“Club Aeronautique” is a charter boat owned by Ron Overholt, a 40-year commercial pilot, and is named after Ron’s aircraft management company, Club Aeronautique, LLC. The vessel routinely charters guests in the Vero Beach, Florida area and has had challenges with black streaks and stains caused by diesel soot, particularly on the stern of the boat.
- Remove the existing black streaks and stains from the stern of the boat.
- Restore the stern’s original finish and gloss.
- Protect the stern finish from UV damage and exhaust staining.
- Make the stern easier to maintain.
- Boat Name:
- Club Aeronautique
- Ronald Overholt
- Chris-Craft; Sarasota, FL
- Vero Beach, FL
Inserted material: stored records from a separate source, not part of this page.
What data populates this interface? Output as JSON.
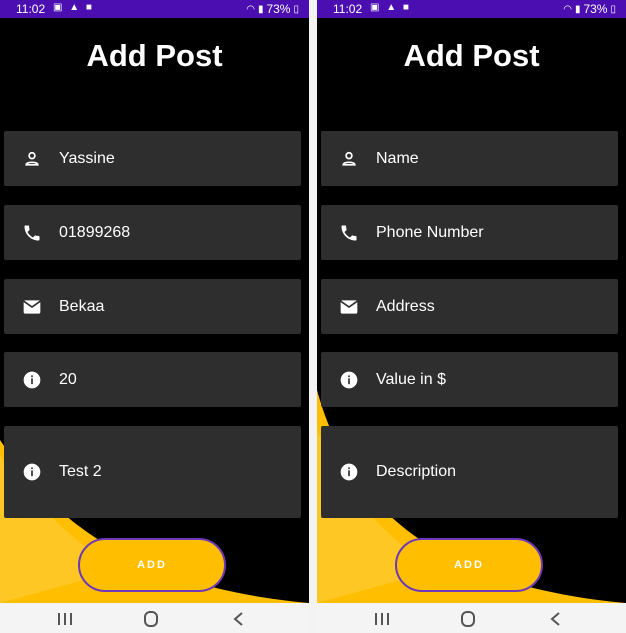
{
  "status_bar": {
    "time": "11:02",
    "battery": "73%"
  },
  "screens": [
    {
      "title": "Add Post",
      "fields": [
        {
          "icon": "person-icon",
          "text": "Yassine"
        },
        {
          "icon": "phone-icon",
          "text": "01899268"
        },
        {
          "icon": "mail-icon",
          "text": "Bekaa"
        },
        {
          "icon": "info-icon",
          "text": "20"
        },
        {
          "icon": "info-icon",
          "text": "Test 2"
        }
      ],
      "button_label": "ADD"
    },
    {
      "title": "Add Post",
      "fields": [
        {
          "icon": "person-icon",
          "text": "Name"
        },
        {
          "icon": "phone-icon",
          "text": "Phone Number"
        },
        {
          "icon": "mail-icon",
          "text": "Address"
        },
        {
          "icon": "info-icon",
          "text": "Value in $"
        },
        {
          "icon": "info-icon",
          "text": "Description"
        }
      ],
      "button_label": "ADD"
    }
  ],
  "colors": {
    "status_bar": "#4b0fb1",
    "background": "#000000",
    "field": "#2e2e2e",
    "accent": "#ffbe00",
    "button_border": "#6e39b8"
  }
}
Ron reached out to us for a solution to the black streaks and exhaust stains and was looking for a coating specifically designed for gelcoat, as he acknowledged that the porosity of the gelcoat enabled the stains to settle into the surface, making them extremely difficult to remove.
The black diesel stains occurred after every 2-hour charter and could not be removed with regular boat soap. The surface was so stained with black diesel residue that it had to be routinely buffed and polished to actually remove the stains, costing Ron a lot of time and money. Ron would apply wax to the stern after polishing it, which would give good gloss initially, however the black diesel stains were back after just one charter.
Ron purchased a Marine Ceramic Top Coating Kit – Up to 20’, as well as 50ml of Repellent Protective Layer (RPL). The coating was applied by Ron’s detailers at Cracker Boy Boat Works in Fort Pierce, who followed the directions for the Top Coating Kit step-by-step.
- The detailers washed the stern of the boat thoroughly with Glidecoat Nano Wash to remove any surface debris and salt to prepare the surface to be compounded. Although the diesel soot stains were not completely removed by the wash, the surface was smooth and uniform.
- The surface was compounded using Glidecoat Nano Compound Medium Cut and a machine buffer with a medium cut foam pad. This step removed the diesel soot stains.
- The surface was polished using Glidecoat Nano Polish and a machine buffer with a foam finishing pad, removing any remaining surface imperfections and enhancing the gloss of the surface.
- The surface was decontaminated using Glidecoat Surface Wipe, removing any remnants of compound and polish and ensuring that the surface was clean and ready to be ceramic coated.
- The detailers applied two coats of Glidecoat Marine Ceramic Coating to the stern, allowing for at least an hour between coats. The Marine Ceramic Coating bonded directly to the surface, filling microscopic pores in the gelcoat, and making it resistant to UV damage and basic staining.
- After allowing time for the Marine Ceramic Coating to begin the curing process, the team then applied one coat of Glidecoat Repellent Protective Layer (RPL), enhancing the self-cleaning of the surface and making it oleophobic (oil resistant). This step was completed in order to repel diesel soot buildup and make exhaust stains much easier to remove going forward.